Timothy Johnson is from the Diocese of St. Cloud. He says this isn't new for Catholics in the United States. Bishops here released the same guidelines back in 1997.

Because of baptism we've been made into the temples of the Holy Spirit, our bodies are sacred. And our whole funeral liturgy reflects that. So, not to scatter ashes or to not make them into jewelry, or different things. Cremated remains deserve the same dignity and respect that the body would have if it were present at the funeral liturgy.

He says it wasn't until 1963 that the Catholic Church even approved of cremation.

Historically it was seen as a way to disrespect the body and so the church was always leery of that.
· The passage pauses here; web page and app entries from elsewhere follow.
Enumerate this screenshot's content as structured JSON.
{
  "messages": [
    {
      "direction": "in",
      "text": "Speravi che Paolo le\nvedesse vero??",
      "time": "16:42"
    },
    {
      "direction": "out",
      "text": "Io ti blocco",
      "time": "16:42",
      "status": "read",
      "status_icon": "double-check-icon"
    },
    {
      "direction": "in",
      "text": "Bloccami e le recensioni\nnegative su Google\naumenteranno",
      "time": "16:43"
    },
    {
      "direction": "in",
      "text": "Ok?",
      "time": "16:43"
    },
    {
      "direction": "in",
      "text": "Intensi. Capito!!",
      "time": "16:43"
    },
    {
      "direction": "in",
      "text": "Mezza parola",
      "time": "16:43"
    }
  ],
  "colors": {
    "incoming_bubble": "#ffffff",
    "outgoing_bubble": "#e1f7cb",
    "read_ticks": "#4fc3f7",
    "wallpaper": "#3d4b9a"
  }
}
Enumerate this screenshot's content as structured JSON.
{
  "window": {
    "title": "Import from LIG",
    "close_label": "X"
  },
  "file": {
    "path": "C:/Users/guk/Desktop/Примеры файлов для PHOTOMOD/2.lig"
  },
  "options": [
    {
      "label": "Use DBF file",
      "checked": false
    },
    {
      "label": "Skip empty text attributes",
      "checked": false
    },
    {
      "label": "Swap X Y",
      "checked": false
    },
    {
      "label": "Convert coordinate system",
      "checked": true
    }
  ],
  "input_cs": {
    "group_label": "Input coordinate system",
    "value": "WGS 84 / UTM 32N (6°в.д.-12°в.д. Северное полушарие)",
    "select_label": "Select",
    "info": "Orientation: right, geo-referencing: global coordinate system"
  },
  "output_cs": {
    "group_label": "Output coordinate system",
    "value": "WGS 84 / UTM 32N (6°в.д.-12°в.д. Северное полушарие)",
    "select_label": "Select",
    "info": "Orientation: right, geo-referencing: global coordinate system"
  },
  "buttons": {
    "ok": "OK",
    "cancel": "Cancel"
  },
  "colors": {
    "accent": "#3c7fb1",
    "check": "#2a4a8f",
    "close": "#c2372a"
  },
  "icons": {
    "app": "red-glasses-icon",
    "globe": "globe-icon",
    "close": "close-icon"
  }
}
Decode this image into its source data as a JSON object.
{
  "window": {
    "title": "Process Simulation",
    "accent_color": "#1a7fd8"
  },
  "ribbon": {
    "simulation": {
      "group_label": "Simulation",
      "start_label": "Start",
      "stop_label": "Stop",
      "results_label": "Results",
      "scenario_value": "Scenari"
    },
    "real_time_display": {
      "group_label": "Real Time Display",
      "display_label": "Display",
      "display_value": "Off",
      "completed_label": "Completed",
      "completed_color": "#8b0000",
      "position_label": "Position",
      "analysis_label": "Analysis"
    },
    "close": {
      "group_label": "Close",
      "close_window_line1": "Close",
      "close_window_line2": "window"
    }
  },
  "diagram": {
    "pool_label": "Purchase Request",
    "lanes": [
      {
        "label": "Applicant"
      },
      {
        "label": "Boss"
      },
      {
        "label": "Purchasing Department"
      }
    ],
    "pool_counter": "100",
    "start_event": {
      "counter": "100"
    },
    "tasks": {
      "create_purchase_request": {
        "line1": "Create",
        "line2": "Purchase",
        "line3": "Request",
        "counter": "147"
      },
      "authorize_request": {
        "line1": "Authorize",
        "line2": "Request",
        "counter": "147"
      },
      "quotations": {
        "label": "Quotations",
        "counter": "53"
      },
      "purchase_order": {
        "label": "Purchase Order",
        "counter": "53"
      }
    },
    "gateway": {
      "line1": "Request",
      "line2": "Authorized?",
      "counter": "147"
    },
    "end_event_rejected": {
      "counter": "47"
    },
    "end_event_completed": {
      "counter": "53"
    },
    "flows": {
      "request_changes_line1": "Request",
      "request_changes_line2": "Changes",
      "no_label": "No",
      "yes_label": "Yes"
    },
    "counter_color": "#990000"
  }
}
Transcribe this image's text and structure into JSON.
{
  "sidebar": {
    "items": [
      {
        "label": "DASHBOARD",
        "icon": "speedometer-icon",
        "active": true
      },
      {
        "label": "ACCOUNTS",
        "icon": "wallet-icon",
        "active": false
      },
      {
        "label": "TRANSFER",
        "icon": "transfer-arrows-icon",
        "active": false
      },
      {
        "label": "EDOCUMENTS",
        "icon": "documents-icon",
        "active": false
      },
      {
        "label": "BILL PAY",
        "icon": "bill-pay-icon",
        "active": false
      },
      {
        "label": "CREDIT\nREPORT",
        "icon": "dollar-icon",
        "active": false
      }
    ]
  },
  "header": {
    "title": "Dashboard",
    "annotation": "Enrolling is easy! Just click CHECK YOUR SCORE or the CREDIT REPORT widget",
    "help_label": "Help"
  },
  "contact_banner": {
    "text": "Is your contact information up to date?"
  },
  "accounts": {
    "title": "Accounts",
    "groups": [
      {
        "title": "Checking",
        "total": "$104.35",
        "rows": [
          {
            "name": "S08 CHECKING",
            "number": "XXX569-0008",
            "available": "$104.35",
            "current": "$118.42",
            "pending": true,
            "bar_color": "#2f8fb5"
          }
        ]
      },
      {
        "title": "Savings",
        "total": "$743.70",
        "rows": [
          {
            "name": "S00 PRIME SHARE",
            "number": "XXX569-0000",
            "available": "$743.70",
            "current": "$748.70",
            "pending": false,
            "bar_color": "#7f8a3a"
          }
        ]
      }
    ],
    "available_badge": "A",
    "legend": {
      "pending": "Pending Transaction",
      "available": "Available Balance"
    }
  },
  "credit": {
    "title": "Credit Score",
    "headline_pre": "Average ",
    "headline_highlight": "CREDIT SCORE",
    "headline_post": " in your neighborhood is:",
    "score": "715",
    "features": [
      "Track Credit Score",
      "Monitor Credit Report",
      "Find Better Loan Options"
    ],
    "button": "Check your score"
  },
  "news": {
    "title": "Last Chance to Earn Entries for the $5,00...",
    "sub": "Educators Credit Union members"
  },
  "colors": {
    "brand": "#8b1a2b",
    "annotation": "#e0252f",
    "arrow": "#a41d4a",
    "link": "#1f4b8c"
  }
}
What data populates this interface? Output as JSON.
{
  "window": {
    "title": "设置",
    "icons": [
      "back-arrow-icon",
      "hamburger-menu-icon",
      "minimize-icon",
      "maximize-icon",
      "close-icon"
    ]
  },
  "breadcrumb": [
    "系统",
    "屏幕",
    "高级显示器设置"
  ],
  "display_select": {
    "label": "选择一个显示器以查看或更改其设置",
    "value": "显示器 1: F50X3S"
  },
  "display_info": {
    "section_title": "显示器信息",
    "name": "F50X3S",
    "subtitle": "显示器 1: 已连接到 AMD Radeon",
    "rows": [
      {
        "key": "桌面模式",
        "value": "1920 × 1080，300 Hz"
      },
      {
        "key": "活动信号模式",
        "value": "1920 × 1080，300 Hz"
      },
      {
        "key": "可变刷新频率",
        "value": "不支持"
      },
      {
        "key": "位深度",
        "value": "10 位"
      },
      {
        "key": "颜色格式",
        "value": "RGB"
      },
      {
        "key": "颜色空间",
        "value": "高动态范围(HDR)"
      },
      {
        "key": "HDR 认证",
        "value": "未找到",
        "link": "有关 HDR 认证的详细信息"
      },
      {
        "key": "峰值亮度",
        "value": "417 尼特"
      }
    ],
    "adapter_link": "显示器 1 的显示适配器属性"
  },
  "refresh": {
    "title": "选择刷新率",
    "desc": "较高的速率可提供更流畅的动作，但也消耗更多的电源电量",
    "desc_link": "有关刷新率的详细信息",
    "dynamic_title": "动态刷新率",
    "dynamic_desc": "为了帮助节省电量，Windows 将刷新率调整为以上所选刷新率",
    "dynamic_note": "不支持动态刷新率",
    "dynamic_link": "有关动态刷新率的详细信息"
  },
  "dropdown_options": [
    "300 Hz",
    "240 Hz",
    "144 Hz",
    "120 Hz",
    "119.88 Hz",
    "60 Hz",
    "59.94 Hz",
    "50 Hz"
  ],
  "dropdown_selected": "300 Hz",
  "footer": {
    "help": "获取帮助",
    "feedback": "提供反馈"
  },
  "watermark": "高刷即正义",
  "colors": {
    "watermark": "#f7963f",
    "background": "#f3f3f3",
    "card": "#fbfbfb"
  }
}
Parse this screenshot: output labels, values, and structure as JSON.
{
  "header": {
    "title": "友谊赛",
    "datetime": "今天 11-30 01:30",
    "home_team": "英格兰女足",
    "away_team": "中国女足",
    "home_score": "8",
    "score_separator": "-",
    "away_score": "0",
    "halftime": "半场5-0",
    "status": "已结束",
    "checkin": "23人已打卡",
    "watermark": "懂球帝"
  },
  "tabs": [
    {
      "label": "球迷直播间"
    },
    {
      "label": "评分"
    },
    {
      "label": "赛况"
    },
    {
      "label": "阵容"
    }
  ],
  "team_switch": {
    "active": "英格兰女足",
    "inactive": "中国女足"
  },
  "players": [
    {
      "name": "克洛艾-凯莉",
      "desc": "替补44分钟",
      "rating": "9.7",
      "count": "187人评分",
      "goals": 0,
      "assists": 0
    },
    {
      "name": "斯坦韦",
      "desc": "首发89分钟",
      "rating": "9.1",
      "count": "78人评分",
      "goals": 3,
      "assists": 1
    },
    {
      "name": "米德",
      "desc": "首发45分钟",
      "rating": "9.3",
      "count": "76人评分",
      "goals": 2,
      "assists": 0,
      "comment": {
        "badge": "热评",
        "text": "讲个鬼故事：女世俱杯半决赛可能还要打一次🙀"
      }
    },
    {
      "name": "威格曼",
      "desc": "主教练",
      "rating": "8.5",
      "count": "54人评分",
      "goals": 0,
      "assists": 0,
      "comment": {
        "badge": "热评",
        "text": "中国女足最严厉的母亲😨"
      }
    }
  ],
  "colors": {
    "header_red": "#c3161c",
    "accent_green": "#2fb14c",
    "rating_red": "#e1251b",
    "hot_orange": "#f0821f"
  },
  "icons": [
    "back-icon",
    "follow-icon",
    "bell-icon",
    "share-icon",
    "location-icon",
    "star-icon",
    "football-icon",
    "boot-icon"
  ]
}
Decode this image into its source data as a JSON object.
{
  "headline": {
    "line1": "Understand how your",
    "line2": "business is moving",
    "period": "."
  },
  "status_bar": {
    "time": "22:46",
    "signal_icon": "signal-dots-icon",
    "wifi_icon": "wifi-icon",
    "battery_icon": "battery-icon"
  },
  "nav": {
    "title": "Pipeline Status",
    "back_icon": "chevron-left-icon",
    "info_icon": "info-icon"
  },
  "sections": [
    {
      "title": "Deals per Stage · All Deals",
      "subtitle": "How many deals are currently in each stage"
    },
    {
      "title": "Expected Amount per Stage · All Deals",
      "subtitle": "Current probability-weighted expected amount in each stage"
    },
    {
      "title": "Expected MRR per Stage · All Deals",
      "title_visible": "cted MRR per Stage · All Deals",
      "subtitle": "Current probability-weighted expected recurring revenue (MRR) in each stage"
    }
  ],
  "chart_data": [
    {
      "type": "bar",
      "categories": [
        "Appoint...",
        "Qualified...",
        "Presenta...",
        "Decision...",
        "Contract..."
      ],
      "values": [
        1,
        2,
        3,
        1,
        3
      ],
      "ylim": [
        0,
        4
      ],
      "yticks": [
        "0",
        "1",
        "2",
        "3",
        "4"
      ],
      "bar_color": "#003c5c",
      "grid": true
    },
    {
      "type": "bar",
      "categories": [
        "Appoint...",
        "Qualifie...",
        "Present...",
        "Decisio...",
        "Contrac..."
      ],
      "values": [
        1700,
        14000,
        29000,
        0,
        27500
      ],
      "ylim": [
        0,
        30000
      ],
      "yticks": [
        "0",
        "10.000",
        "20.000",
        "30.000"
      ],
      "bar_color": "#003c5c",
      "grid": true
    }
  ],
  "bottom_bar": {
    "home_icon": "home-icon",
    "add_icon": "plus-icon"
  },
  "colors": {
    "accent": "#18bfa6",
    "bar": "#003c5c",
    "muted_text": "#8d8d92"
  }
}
And so in 1963 there was a shift and theologians came together and Vatican approved, saying as long as we celebrate the funeral liturgy with reverence and dignity to the human body there would be no contradiction.

The new document from the Vatican repeats that burial remains preferred, but lays out guidelines for conserving ashes for the increasing number of Catholics who choose cremation.